Philip Rotz received a BA in history from Eastern Nazarene College in 1999 and entered the PhD program in African history in 2010.  From 2002 to 2010, he worked in public health programs in Southern Africa for the Harvard School of Public Health and the Clinton Foundation.  Phil’s interests include the relationship between environment and disease, the historical development of Africa’s healthcare systems, and medical education and migration.  Guided by Professors McCann and Wylie, his dissertation will explore mosquito-borne dengue fever and the evolving urban ecologies of Durban, South Africa, in the late 19th and early 20th centuries.

Robert Shimp graduated from Marquette University in 2011 with a BA in both History and Broadcast and Electronic Communications.
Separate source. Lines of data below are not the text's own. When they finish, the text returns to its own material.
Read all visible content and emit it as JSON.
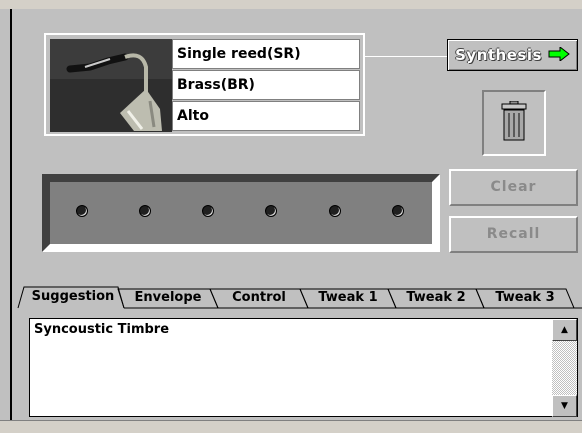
{
  "instrument": {
    "labels": [
      "Single reed(SR)",
      "Brass(BR)",
      "Alto"
    ]
  },
  "buttons": {
    "synthesis": "Synthesis",
    "clear": "Clear",
    "recall": "Recall"
  },
  "tabs": [
    "Suggestion",
    "Envelope",
    "Control",
    "Tweak 1",
    "Tweak 2",
    "Tweak 3"
  ],
  "text_area": {
    "content": "Syncoustic Timbre"
  },
  "colors": {
    "arrow": "#00ff00",
    "panel": "#c0c0c0",
    "disabled_text": "#8a8a8a"
  },
  "icons": {
    "synthesis": "green-right-arrow",
    "trash": "trash-can"
  }
}
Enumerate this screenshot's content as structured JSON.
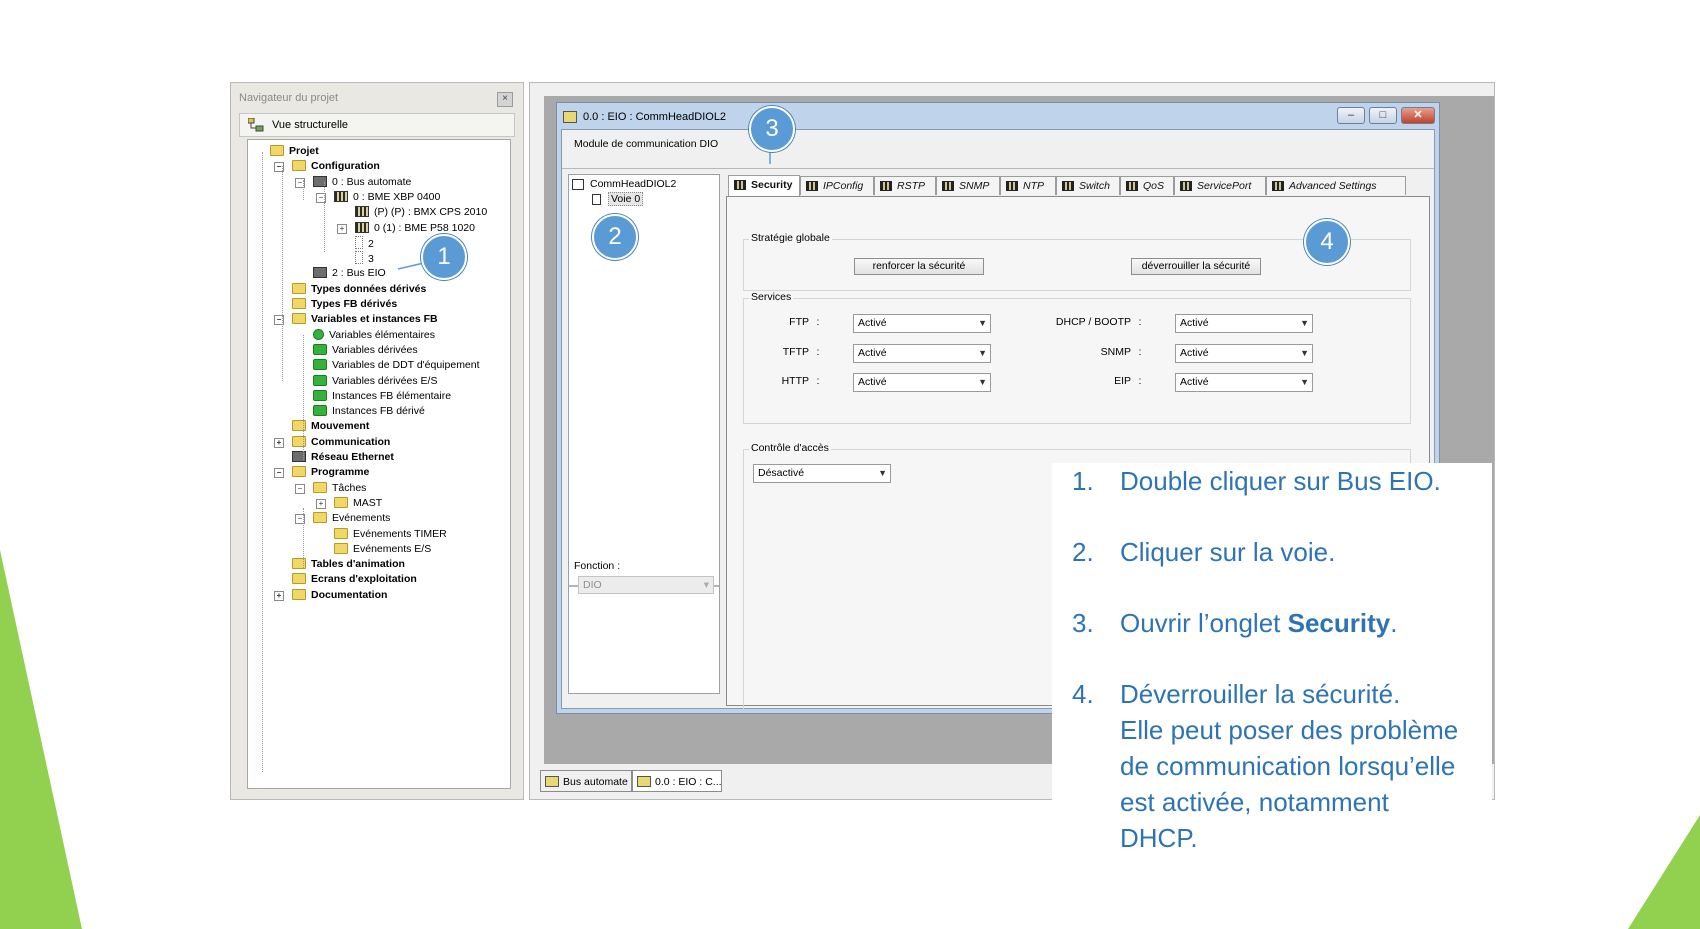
{
  "navigator": {
    "title": "Navigateur du projet",
    "close_glyph": "×",
    "view_label": "Vue structurelle",
    "tree": [
      {
        "label": "Projet",
        "bold": true,
        "icon": "folder-open-icon"
      },
      {
        "label": "Configuration",
        "bold": true,
        "icon": "folder-open-icon"
      },
      {
        "label": "0 : Bus automate",
        "bold": false,
        "icon": "network-icon"
      },
      {
        "label": "0 : BME XBP 0400",
        "bold": false,
        "icon": "rack-icon"
      },
      {
        "label": "(P) (P) : BMX CPS 2010",
        "bold": false,
        "icon": "module-icon"
      },
      {
        "label": "0 (1) : BME P58 1020",
        "bold": false,
        "icon": "module-icon"
      },
      {
        "label": "2",
        "bold": false,
        "icon": "empty-slot-icon"
      },
      {
        "label": "3",
        "bold": false,
        "icon": "empty-slot-icon"
      },
      {
        "label": "2 : Bus EIO",
        "bold": false,
        "icon": "network-icon"
      },
      {
        "label": "Types données dérivés",
        "bold": true,
        "icon": "folder-icon"
      },
      {
        "label": "Types FB dérivés",
        "bold": true,
        "icon": "folder-icon"
      },
      {
        "label": "Variables et instances FB",
        "bold": true,
        "icon": "folder-open-icon"
      },
      {
        "label": "Variables élémentaires",
        "bold": false,
        "icon": "green-dot-icon"
      },
      {
        "label": "Variables dérivées",
        "bold": false,
        "icon": "green-block-icon"
      },
      {
        "label": "Variables de DDT d'équipement",
        "bold": false,
        "icon": "green-block-icon"
      },
      {
        "label": "Variables dérivées E/S",
        "bold": false,
        "icon": "green-block-icon"
      },
      {
        "label": "Instances FB élémentaire",
        "bold": false,
        "icon": "green-block-icon"
      },
      {
        "label": "Instances FB dérivé",
        "bold": false,
        "icon": "green-block-icon"
      },
      {
        "label": "Mouvement",
        "bold": true,
        "icon": "folder-icon"
      },
      {
        "label": "Communication",
        "bold": true,
        "icon": "folder-icon"
      },
      {
        "label": "Réseau Ethernet",
        "bold": true,
        "icon": "network-icon"
      },
      {
        "label": "Programme",
        "bold": true,
        "icon": "folder-open-icon"
      },
      {
        "label": "Tâches",
        "bold": false,
        "icon": "folder-open-icon"
      },
      {
        "label": "MAST",
        "bold": false,
        "icon": "folder-icon"
      },
      {
        "label": "Evénements",
        "bold": false,
        "icon": "folder-open-icon"
      },
      {
        "label": "Evénements TIMER",
        "bold": false,
        "icon": "folder-icon"
      },
      {
        "label": "Evénements E/S",
        "bold": false,
        "icon": "folder-icon"
      },
      {
        "label": "Tables d'animation",
        "bold": true,
        "icon": "folder-icon"
      },
      {
        "label": "Ecrans d'exploitation",
        "bold": true,
        "icon": "folder-icon"
      },
      {
        "label": "Documentation",
        "bold": true,
        "icon": "documentation-icon"
      }
    ]
  },
  "dialog": {
    "title": "0.0 : EIO : CommHeadDIOL2",
    "minimize_glyph": "–",
    "maximize_glyph": "□",
    "close_glyph": "✕",
    "module_label": "Module de communication DIO",
    "module_name": "CommHeadDIOL2",
    "channel": "Voie 0",
    "fonction_label": "Fonction :",
    "fonction_value": "DIO",
    "tabs": [
      "Security",
      "IPConfig",
      "RSTP",
      "SNMP",
      "NTP",
      "Switch",
      "QoS",
      "ServicePort",
      "Advanced Settings"
    ],
    "active_tab": "Security",
    "strategie": {
      "label": "Stratégie globale",
      "enforce_button": "renforcer la sécurité",
      "unlock_button": "déverrouiller la sécurité"
    },
    "services": {
      "label": "Services",
      "items": [
        {
          "name": "FTP",
          "value": "Activé"
        },
        {
          "name": "TFTP",
          "value": "Activé"
        },
        {
          "name": "HTTP",
          "value": "Activé"
        },
        {
          "name": "DHCP / BOOTP",
          "value": "Activé"
        },
        {
          "name": "SNMP",
          "value": "Activé"
        },
        {
          "name": "EIP",
          "value": "Activé"
        }
      ],
      "separator": ":"
    },
    "access": {
      "label": "Contrôle d'accès",
      "value": "Désactivé"
    }
  },
  "taskbar": [
    "Bus automate",
    "0.0 : EIO : C..."
  ],
  "callouts": [
    "1",
    "2",
    "3",
    "4"
  ],
  "instructions": [
    {
      "num": "1.",
      "text": "Double cliquer sur Bus EIO."
    },
    {
      "num": "2.",
      "text": "Cliquer sur la voie."
    },
    {
      "num": "3.",
      "pre": "Ouvrir l’onglet ",
      "bold": "Security",
      "post": "."
    },
    {
      "num": "4.",
      "text": "Déverrouiller la sécurité.",
      "sub": [
        "Elle peut poser des problème",
        "de communication lorsqu’elle",
        "est activée, notamment",
        "DHCP."
      ]
    }
  ],
  "colors": {
    "accent": "#5b9bd5",
    "instruction_text": "#2e74b5",
    "decor_green": "#92d050"
  }
}
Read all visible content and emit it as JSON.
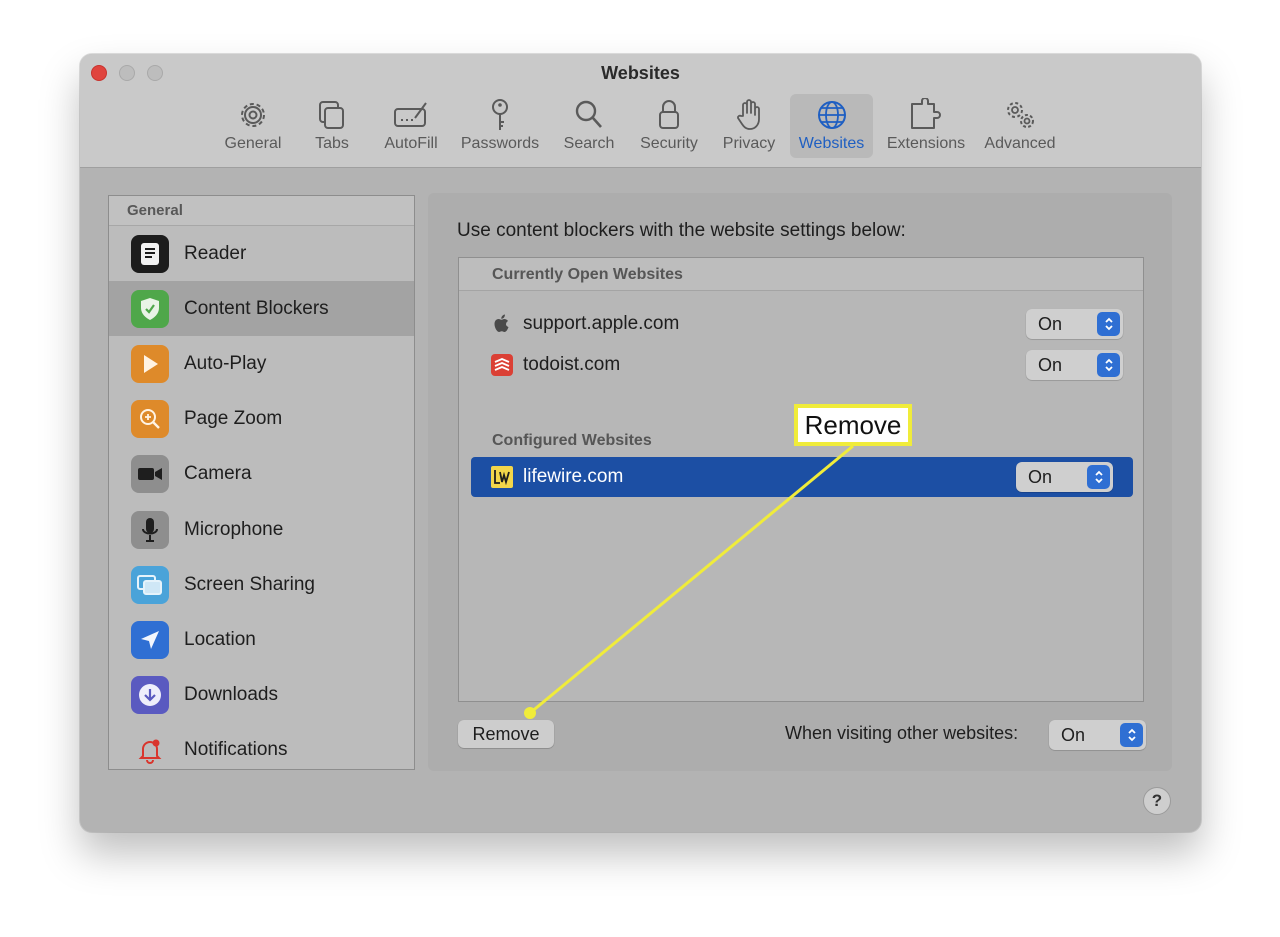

He is currently studying with Professor Brendan McConville in early American history. His major interests are in the development of American political history and diplomatic history in the early Republic.

David Shorten received his BA in History and Philosophy from NYU in 2011 and entered the PhD program in 2012. He is studying twentieth century American history under Professor Bruce Schulman with an emphasis on the intersection of business and politics.

Benjamin Twagira received his MA in 2008 from the University of Wisconsin, Madison. His MA thesis explored the history of state formation and centralization in pre-colonial Rwanda. He entered the Ph.D. program at Boston University in 2010 and is working with Professor Diana Wylie on a dissertation project that explores the history of Kampala.

Sarah Westwood served two years as a Peace Corps Volunteer in Senegal before joining the Boston University MA program in 2007.  She entered the PhD program in 2009, focusing on the military history of West Africa and the Atlantic World.  Her dissertation project, directed by John Thornton, explores the development and evolution of the Senegalese military from the pre-colonial through the post-independence period.